Here’s a video of my setup, showing leg drive and “butt” rotation. You can certainly do this in a regular seat (may need to wax it or sit on a plastic grocery bag), but the rotating seat makes it easier:


Greg Stamer
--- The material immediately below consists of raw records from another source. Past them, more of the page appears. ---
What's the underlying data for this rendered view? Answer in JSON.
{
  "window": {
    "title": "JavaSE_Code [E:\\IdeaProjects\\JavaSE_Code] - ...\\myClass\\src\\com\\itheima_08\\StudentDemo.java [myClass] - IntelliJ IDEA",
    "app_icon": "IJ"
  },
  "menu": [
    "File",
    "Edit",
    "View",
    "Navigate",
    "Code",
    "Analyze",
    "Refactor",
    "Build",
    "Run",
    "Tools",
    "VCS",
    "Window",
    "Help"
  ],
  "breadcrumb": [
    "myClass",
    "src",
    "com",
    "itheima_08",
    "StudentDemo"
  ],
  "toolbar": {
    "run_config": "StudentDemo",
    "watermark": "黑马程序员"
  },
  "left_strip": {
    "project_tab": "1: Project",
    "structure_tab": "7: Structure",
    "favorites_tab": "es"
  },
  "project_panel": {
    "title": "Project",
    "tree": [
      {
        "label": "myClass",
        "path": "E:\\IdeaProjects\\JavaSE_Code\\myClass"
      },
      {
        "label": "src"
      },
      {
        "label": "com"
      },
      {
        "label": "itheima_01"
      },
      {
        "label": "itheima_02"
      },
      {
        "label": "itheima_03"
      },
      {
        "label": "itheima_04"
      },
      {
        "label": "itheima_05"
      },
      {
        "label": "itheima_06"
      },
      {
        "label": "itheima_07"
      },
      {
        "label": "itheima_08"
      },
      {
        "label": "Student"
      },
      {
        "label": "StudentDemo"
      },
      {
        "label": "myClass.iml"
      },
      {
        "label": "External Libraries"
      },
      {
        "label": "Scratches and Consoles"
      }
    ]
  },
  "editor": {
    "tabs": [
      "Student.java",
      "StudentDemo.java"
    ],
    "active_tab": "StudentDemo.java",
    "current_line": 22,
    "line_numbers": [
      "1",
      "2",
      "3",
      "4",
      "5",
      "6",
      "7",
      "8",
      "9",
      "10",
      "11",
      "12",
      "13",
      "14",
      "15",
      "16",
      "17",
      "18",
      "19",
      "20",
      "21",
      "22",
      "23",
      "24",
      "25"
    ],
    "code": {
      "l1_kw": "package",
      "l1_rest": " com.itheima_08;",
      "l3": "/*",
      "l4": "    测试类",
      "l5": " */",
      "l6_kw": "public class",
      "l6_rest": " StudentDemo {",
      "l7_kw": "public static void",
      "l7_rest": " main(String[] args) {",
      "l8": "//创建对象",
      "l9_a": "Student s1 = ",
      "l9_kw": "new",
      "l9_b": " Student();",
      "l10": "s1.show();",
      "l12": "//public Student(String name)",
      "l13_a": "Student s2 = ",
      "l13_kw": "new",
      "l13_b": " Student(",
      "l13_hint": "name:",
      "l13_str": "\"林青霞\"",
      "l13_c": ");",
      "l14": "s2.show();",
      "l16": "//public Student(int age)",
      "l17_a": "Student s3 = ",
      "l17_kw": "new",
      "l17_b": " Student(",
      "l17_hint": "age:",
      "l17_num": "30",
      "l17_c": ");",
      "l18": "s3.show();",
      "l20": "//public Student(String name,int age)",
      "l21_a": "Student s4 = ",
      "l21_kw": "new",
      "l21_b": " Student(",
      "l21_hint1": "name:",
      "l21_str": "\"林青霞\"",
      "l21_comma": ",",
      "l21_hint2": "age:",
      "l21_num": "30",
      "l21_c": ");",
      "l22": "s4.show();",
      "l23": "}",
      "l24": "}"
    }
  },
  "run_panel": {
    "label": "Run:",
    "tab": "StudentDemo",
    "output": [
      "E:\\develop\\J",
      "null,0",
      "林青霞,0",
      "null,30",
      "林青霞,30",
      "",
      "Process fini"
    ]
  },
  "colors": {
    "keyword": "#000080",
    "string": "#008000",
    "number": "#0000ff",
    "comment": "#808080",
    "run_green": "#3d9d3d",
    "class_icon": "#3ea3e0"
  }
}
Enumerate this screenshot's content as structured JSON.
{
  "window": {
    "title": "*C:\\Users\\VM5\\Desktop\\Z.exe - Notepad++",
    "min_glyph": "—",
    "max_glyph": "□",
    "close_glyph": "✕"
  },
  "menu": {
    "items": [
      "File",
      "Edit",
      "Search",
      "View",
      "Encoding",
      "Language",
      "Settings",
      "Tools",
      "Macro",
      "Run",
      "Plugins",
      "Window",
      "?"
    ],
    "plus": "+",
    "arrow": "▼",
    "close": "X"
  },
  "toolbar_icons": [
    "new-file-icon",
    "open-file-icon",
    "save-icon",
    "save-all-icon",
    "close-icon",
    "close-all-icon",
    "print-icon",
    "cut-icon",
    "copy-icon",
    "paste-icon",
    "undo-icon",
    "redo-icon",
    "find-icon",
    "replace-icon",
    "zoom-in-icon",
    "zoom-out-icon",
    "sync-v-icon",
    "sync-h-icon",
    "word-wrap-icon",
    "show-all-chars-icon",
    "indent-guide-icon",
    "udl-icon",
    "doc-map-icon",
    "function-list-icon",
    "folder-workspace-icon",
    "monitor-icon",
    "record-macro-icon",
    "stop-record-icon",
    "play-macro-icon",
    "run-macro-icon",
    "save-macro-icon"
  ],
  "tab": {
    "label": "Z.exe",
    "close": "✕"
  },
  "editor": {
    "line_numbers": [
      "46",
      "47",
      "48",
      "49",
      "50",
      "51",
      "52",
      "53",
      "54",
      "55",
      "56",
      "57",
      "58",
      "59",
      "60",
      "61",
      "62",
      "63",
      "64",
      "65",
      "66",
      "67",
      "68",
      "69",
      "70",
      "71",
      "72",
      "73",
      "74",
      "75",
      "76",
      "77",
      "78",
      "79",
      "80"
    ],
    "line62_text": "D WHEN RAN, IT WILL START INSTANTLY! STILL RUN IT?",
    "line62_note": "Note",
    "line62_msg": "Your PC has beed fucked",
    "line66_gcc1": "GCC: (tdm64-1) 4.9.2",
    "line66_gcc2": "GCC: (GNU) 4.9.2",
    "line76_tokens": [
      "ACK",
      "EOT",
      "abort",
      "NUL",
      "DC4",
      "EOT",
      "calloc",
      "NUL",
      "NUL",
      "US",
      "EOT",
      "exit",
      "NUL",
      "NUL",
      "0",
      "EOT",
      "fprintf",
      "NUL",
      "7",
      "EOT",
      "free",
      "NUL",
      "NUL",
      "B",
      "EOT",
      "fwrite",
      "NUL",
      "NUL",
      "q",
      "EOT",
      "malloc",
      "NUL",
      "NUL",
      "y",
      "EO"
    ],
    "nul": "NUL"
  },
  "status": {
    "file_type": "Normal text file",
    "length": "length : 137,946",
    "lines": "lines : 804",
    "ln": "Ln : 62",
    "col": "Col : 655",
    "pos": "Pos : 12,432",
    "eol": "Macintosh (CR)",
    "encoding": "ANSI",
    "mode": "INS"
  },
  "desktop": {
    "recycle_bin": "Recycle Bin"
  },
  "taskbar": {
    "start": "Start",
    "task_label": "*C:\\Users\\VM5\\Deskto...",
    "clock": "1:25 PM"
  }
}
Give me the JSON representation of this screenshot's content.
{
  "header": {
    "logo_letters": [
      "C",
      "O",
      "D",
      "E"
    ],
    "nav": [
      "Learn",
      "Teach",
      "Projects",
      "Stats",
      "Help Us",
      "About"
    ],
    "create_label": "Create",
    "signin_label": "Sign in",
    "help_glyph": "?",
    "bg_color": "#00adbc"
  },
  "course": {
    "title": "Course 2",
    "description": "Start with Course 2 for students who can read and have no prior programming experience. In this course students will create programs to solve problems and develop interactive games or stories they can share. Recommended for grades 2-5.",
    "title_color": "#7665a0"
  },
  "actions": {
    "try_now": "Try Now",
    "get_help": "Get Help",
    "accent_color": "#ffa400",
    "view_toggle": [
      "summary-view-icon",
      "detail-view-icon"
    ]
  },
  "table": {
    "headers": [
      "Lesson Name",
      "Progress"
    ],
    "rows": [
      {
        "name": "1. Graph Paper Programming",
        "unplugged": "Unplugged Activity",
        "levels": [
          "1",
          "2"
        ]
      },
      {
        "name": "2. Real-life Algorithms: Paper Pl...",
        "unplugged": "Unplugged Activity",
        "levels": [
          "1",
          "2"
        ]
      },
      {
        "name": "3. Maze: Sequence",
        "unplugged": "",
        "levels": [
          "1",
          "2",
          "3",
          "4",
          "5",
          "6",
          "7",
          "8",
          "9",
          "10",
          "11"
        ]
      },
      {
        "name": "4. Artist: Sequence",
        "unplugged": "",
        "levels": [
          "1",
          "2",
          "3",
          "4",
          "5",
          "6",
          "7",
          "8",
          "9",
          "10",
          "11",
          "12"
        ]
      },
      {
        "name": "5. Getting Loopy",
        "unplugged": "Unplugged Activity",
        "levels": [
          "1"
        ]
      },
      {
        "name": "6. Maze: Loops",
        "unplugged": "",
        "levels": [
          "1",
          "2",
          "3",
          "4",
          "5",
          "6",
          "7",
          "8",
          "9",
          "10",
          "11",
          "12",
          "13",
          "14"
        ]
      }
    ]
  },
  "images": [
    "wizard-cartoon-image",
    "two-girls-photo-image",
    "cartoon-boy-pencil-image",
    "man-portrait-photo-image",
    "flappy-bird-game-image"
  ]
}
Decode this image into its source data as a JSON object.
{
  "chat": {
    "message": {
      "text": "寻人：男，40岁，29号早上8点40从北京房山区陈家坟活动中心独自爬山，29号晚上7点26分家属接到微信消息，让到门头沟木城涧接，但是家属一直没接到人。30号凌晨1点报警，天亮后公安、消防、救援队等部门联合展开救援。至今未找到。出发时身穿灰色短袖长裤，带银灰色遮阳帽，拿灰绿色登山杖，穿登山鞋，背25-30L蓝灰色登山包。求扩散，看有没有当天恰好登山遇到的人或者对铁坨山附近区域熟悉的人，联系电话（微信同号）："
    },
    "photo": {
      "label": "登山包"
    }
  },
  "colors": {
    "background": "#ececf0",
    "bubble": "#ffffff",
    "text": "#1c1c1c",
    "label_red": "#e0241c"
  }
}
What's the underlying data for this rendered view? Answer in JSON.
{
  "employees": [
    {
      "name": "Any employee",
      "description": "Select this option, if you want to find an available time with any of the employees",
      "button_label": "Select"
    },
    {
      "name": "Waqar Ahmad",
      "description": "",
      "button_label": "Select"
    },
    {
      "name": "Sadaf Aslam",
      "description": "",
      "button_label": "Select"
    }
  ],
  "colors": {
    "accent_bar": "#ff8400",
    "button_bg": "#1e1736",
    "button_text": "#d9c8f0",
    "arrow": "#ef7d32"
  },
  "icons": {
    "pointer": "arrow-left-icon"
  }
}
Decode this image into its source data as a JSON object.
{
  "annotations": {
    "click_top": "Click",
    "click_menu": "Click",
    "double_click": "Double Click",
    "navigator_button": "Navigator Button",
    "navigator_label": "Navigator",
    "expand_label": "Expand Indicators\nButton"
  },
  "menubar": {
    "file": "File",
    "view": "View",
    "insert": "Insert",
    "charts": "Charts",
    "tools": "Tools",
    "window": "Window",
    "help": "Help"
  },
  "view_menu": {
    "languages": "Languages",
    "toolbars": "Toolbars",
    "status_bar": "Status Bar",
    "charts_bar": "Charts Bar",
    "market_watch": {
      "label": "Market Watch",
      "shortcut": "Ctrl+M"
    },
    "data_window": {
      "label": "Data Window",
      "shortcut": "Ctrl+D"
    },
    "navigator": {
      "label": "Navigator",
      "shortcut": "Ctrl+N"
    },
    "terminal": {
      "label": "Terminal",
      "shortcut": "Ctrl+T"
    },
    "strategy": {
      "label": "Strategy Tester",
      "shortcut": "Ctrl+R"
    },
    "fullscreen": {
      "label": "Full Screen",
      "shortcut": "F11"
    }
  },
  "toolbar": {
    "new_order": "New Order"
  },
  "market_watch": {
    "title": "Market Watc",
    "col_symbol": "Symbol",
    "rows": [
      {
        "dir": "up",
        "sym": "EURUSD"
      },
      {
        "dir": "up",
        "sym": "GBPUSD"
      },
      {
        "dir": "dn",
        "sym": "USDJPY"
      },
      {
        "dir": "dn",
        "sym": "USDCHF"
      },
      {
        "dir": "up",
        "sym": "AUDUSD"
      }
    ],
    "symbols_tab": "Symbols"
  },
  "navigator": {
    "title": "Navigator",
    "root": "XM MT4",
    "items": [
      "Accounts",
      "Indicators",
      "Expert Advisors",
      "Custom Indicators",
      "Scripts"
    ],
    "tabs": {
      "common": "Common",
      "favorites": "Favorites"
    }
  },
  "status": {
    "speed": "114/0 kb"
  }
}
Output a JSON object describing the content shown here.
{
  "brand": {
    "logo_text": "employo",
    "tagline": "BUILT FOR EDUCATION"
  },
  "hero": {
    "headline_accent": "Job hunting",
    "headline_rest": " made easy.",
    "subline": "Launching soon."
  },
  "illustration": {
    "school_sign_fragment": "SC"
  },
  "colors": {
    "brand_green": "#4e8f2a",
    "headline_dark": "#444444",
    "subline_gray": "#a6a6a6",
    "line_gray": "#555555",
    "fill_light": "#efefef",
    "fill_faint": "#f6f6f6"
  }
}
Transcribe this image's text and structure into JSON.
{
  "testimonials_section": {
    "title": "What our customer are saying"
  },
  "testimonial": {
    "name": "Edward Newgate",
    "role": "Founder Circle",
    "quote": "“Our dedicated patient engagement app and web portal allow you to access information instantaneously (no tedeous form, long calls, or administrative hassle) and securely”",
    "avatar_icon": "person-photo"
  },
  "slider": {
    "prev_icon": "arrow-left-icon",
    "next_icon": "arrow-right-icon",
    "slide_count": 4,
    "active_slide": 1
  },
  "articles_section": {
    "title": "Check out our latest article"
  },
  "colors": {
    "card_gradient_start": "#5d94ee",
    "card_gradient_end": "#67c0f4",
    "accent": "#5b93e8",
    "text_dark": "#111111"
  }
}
I cannot address racing, but for long days on the water it is very important to engage the abdominals, trunk and lower back into your strokes. Arm paddlers always get slow in the second half of the day.